***** Records for this exercise
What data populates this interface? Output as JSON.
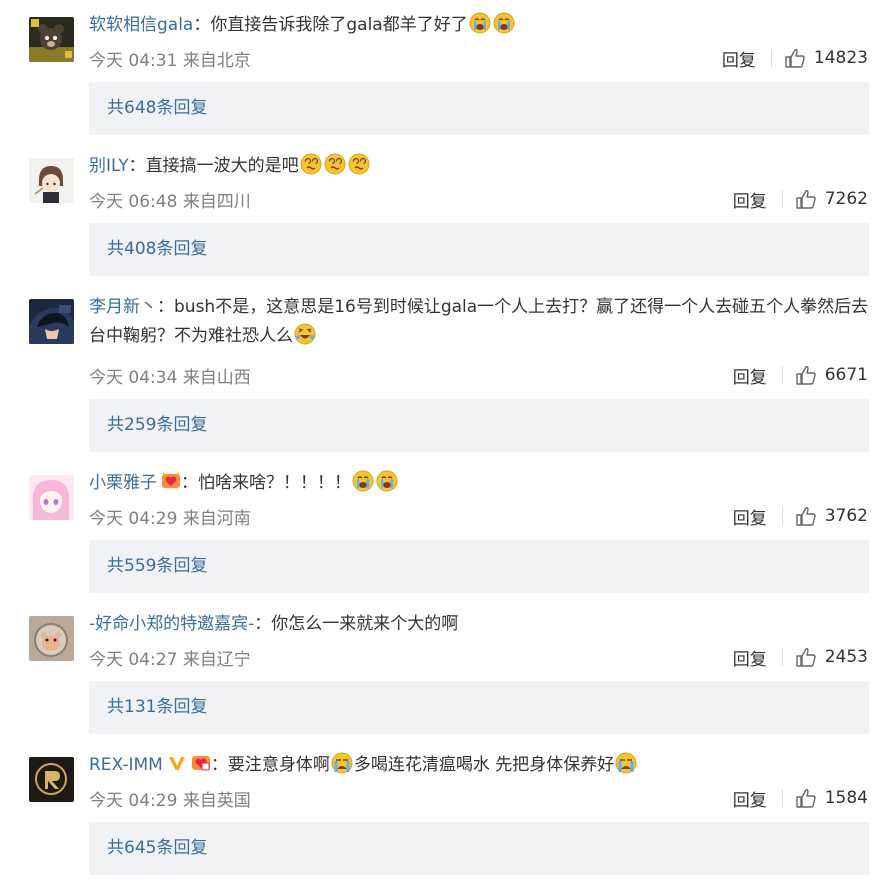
{
  "comments": [
    {
      "user": "软软相信gala",
      "sep": "：",
      "text": "你直接告诉我除了gala都羊了好了",
      "emojis": [
        "cry",
        "cry"
      ],
      "badges": [],
      "time": "今天 04:31",
      "location": "来自北京",
      "reply_label": "回复",
      "likes": "14823",
      "replies": "共648条回复",
      "avatar_icon": "bear-avatar-icon"
    },
    {
      "user": "别ILY",
      "sep": "：",
      "text": "直接搞一波大的是吧",
      "emojis": [
        "dizzy",
        "dizzy",
        "dizzy"
      ],
      "badges": [],
      "time": "今天 06:48",
      "location": "来自四川",
      "reply_label": "回复",
      "likes": "7262",
      "replies": "共408条回复",
      "avatar_icon": "chibi-avatar-icon"
    },
    {
      "user": "李月新丶",
      "sep": "：",
      "text": "bush不是，这意思是16号到时候让gala一个人上去打？赢了还得一个人去碰五个人拳然后去台中鞠躬？不为难社恐人么",
      "emojis": [
        "laugh-cry"
      ],
      "badges": [],
      "time": "今天 04:34",
      "location": "来自山西",
      "reply_label": "回复",
      "likes": "6671",
      "replies": "共259条回复",
      "avatar_icon": "anime-boy-avatar-icon"
    },
    {
      "user": "小栗雅子",
      "sep": "：",
      "text": "怕啥来啥？！！！！",
      "emojis": [
        "cry",
        "cry"
      ],
      "badges": [
        "heart-badge"
      ],
      "time": "今天 04:29",
      "location": "来自河南",
      "reply_label": "回复",
      "likes": "3762",
      "replies": "共559条回复",
      "avatar_icon": "pink-anime-avatar-icon"
    },
    {
      "user": "-好命小郑的特邀嘉宾-",
      "sep": "：",
      "text": "你怎么一来就来个大的啊",
      "emojis": [],
      "badges": [],
      "time": "今天 04:27",
      "location": "来自辽宁",
      "reply_label": "回复",
      "likes": "2453",
      "replies": "共131条回复",
      "avatar_icon": "hamster-avatar-icon"
    },
    {
      "user": "REX-IMM",
      "sep": "：",
      "text_parts": [
        "要注意身体啊",
        "多喝连花清瘟喝水 先把身体保养好"
      ],
      "emojis": [
        "sob",
        "sob"
      ],
      "badges": [
        "verified-v-badge",
        "member-badge"
      ],
      "time": "今天 04:29",
      "location": "来自英国",
      "reply_label": "回复",
      "likes": "1584",
      "replies": "共645条回复",
      "avatar_icon": "gold-emblem-avatar-icon"
    }
  ],
  "colors": {
    "link": "#3a6d9f",
    "meta": "#808080",
    "reply_bar": "#f1f2f5",
    "emoji": "#f7c531"
  }
}
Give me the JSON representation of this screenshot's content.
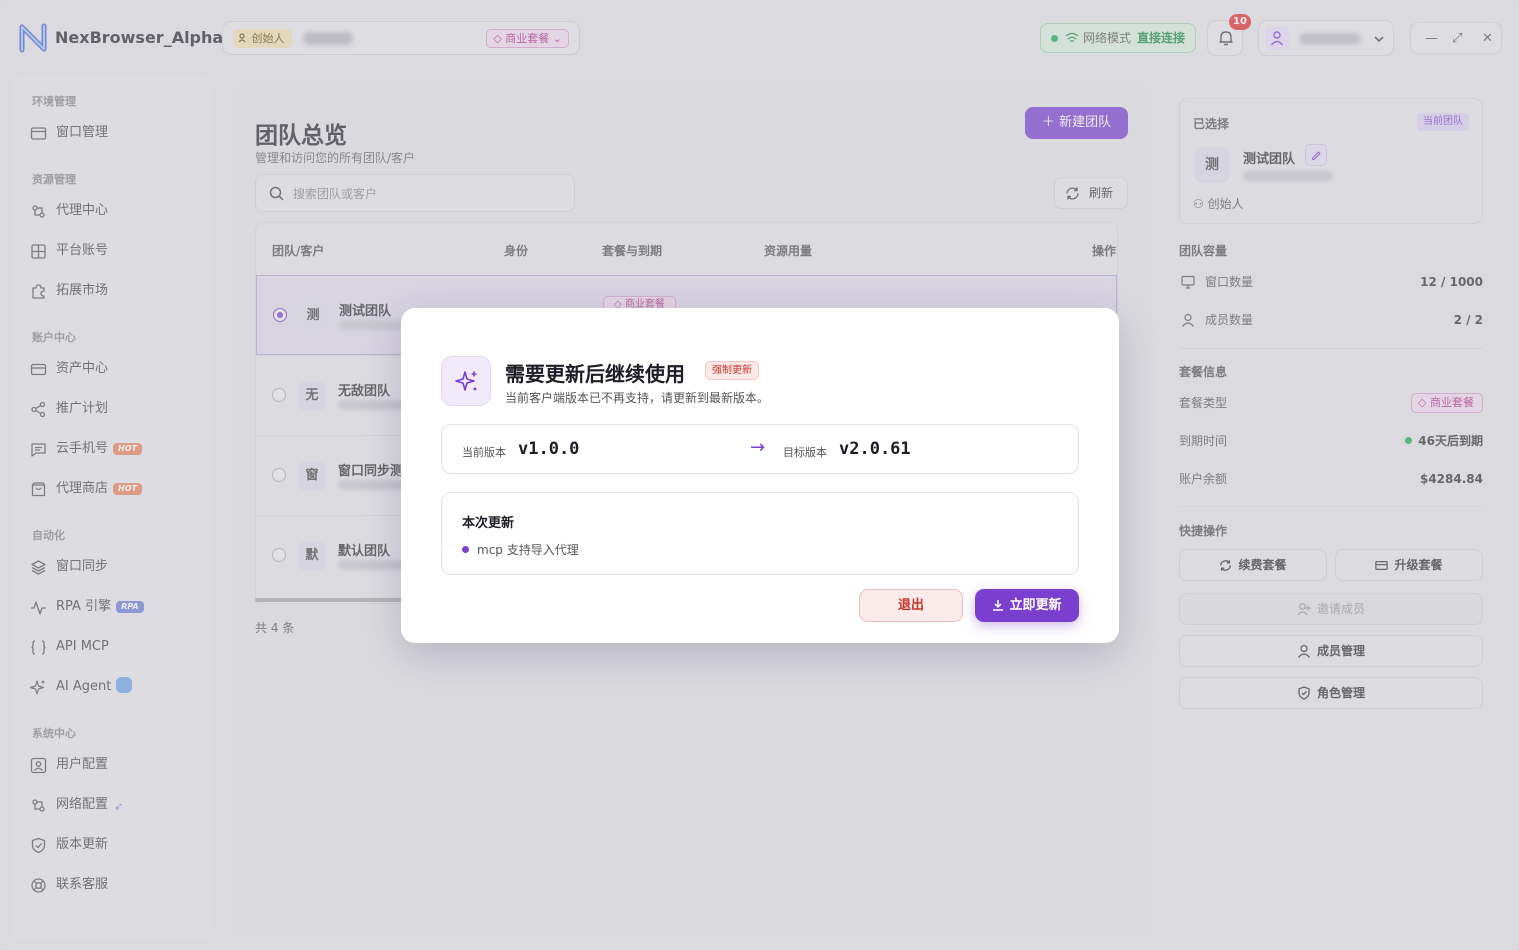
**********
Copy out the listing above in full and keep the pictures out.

What data populates this interface? Output as JSON.
{
  "comments": [
    {
      "user": "软软相信gala",
      "sep": "：",
      "text": "你直接告诉我除了gala都羊了好了",
      "emojis": [
        "cry",
        "cry"
      ],
      "badges": [],
      "time": "今天 04:31",
      "location": "来自北京",
      "reply_label": "回复",
      "likes": "14823",
      "replies": "共648条回复",
      "avatar_icon": "bear-avatar-icon"
    },
    {
      "user": "别ILY",
      "sep": "：",
      "text": "直接搞一波大的是吧",
      "emojis": [
        "dizzy",
        "dizzy",
        "dizzy"
      ],
      "badges": [],
      "time": "今天 06:48",
      "location": "来自四川",
      "reply_label": "回复",
      "likes": "7262",
      "replies": "共408条回复",
      "avatar_icon": "chibi-avatar-icon"
    },
    {
      "user": "李月新丶",
      "sep": "：",
      "text": "bush不是，这意思是16号到时候让gala一个人上去打？赢了还得一个人去碰五个人拳然后去台中鞠躬？不为难社恐人么",
      "emojis": [
        "laugh-cry"
      ],
      "badges": [],
      "time": "今天 04:34",
      "location": "来自山西",
      "reply_label": "回复",
      "likes": "6671",
      "replies": "共259条回复",
      "avatar_icon": "anime-boy-avatar-icon"
    },
    {
      "user": "小栗雅子",
      "sep": "：",
      "text": "怕啥来啥？！！！！",
      "emojis": [
        "cry",
        "cry"
      ],
      "badges": [
        "heart-badge"
      ],
      "time": "今天 04:29",
      "location": "来自河南",
      "reply_label": "回复",
      "likes": "3762",
      "replies": "共559条回复",
      "avatar_icon": "pink-anime-avatar-icon"
    },
    {
      "user": "-好命小郑的特邀嘉宾-",
      "sep": "：",
      "text": "你怎么一来就来个大的啊",
      "emojis": [],
      "badges": [],
      "time": "今天 04:27",
      "location": "来自辽宁",
      "reply_label": "回复",
      "likes": "2453",
      "replies": "共131条回复",
      "avatar_icon": "hamster-avatar-icon"
    },
    {
      "user": "REX-IMM",
      "sep": "：",
      "text_parts": [
        "要注意身体啊",
        "多喝连花清瘟喝水 先把身体保养好"
      ],
      "emojis": [
        "sob",
        "sob"
      ],
      "badges": [
        "verified-v-badge",
        "member-badge"
      ],
      "time": "今天 04:29",
      "location": "来自英国",
      "reply_label": "回复",
      "likes": "1584",
      "replies": "共645条回复",
      "avatar_icon": "gold-emblem-avatar-icon"
    }
  ],
  "colors": {
    "link": "#3a6d9f",
    "meta": "#808080",
    "reply_bar": "#f1f2f5",
    "emoji": "#f7c531"
  }
}
Give me the JSON representation of this screenshot's content.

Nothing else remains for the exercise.